Editorial: Painful but necessary agreement
The welcoming of the new Greek proposal at the Eurogroup finally paves the way for the completion of the agreement with the…
The welcoming of the new Greek proposal at the Eurogroup finally paves the way for the completion of the agreement with the creditors and the return of the country and economy to normality. The Prime Minister assumed the heavy cost, to move on from a pointless negotiation process and put a comprehensive but painful reform package on the table, which cover the demands of the Europeans and – in part – the IMF.
The next few days will be decisive for the completion of the agreement, which will allow the country’s regular financing and contribute decisively towards ending the uncertainty which has plagued the economy and the people over the past few months. The truly heavy cost of the agreement and possible internal reactions it may cause must not and cannot hinder its completion. The constant outflow of bank deposits that we experienced in the past few days was only a small sample of what could happen if the negotiation does not conclude as soon as possible.
As it turned out, after nearly five months wasted in an endless arm-wrestling match with our partners, the government’s negotiation position did not improve, but rather the cost of the agreement increased. Taxpayers and businesses will be called upon to pay much more than their fair share for the country to return to normality and remain in the Eurozone. However it must be clear that any other choice would be catastrophic.
It also clear that the extent of consolidation that Greece will carry out necessitates greater bravery and solidarity from our partners. Both in the necessary debt settlement and the provision of growth aid, which will mediate some of the impact of the measures which the government is forced to take.
It is the duty of all the other political forces to support an agreement that will ensure the country’s position in the heart of Europe.
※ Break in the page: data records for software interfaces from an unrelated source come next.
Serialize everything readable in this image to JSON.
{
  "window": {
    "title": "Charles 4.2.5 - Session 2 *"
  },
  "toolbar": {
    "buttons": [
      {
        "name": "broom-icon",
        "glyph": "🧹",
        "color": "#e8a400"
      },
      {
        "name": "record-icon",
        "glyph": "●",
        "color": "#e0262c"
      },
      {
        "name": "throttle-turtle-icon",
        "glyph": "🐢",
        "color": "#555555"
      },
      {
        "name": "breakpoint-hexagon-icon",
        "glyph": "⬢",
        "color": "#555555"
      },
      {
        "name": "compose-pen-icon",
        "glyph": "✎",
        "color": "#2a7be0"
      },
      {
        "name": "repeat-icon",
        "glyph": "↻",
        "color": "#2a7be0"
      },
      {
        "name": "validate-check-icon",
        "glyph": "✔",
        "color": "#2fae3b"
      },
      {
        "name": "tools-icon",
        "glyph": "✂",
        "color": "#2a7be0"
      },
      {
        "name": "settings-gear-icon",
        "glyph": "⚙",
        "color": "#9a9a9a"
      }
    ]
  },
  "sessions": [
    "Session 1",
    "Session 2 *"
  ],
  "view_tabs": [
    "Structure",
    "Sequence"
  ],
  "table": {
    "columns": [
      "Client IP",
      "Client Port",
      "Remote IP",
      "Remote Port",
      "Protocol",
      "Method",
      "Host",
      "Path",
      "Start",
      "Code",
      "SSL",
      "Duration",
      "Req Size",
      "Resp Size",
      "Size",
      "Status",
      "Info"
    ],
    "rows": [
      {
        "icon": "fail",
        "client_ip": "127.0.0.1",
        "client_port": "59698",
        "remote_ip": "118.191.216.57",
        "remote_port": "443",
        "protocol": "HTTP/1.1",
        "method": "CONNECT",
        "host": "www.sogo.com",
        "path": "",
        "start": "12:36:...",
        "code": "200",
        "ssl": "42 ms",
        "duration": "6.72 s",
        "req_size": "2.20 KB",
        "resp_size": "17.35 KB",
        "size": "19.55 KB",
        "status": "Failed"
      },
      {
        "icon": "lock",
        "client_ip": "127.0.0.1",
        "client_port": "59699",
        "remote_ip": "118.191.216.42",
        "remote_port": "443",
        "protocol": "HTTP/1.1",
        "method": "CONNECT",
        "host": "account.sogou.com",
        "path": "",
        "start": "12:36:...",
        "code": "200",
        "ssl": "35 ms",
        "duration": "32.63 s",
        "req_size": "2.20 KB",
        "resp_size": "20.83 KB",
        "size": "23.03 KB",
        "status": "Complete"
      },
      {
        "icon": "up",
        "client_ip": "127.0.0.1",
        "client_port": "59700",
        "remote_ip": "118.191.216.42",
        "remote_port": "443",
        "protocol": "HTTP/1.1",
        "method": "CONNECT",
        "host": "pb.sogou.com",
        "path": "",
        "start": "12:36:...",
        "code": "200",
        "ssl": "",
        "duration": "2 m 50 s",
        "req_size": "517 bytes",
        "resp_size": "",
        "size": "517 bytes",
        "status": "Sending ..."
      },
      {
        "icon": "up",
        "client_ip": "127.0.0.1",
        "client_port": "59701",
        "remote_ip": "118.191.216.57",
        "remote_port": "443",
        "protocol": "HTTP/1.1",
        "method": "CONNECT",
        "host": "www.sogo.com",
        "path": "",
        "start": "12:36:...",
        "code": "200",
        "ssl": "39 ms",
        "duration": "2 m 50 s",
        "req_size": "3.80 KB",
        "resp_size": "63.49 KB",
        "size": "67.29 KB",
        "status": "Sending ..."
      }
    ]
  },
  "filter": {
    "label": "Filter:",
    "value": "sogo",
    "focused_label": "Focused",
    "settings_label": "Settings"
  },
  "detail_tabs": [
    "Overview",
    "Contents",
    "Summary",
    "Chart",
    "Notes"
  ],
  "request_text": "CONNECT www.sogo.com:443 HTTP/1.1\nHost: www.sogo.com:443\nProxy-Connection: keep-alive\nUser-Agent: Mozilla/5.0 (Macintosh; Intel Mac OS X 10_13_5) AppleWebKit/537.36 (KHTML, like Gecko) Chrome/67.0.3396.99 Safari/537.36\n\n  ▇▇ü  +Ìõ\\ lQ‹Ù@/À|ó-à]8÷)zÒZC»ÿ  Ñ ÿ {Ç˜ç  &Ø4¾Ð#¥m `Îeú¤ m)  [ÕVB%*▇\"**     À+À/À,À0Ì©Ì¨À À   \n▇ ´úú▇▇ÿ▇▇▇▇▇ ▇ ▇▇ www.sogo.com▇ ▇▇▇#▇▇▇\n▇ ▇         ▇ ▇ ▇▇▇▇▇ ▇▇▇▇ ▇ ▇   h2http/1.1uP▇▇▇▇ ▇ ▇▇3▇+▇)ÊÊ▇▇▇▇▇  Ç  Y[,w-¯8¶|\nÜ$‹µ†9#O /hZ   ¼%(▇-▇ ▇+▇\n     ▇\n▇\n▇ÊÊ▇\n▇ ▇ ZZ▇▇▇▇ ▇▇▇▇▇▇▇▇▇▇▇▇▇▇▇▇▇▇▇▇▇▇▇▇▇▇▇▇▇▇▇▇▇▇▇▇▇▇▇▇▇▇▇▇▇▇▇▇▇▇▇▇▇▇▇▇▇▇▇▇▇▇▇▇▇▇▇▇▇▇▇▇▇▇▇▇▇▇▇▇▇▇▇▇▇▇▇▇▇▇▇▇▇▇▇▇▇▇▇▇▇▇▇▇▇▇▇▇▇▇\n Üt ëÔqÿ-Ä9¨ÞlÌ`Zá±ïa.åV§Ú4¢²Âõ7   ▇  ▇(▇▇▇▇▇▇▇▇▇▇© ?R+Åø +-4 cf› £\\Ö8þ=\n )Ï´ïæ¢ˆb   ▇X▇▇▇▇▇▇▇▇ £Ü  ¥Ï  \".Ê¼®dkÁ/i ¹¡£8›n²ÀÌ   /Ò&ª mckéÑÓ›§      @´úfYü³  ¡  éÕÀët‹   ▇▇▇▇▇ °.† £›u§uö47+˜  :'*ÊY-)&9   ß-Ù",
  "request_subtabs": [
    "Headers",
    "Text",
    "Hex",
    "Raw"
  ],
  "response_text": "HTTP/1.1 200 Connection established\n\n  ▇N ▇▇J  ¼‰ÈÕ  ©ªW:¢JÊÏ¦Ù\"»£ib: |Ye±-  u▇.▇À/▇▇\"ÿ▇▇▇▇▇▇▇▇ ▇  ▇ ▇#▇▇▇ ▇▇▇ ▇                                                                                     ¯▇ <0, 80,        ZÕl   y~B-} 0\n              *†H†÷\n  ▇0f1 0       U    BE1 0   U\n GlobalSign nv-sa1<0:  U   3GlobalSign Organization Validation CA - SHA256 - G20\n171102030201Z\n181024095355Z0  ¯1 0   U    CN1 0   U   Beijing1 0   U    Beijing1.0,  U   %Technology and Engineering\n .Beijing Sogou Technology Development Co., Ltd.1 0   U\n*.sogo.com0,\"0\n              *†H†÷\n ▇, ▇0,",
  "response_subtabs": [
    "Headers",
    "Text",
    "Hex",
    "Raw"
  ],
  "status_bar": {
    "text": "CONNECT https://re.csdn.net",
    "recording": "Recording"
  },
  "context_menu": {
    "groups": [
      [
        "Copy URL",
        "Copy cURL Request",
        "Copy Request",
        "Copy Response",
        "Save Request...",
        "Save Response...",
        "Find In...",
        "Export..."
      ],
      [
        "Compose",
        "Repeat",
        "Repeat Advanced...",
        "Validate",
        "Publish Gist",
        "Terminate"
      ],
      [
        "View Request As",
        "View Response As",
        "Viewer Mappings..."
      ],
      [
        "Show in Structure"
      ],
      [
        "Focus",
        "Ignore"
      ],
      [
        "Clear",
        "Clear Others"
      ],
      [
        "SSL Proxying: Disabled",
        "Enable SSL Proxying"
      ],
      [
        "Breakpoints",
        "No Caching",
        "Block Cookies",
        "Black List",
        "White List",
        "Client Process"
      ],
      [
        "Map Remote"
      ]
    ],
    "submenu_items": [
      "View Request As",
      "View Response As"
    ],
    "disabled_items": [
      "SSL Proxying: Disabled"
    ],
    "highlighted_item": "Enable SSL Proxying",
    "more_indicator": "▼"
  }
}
That is what is important today that is what the majority of the people demand. The short-term political considerations, criticism and sharing of responsibilities must give way to a minimum, at the very least, national consensus, because everybody must understand that the country’s salvation supercedes everything.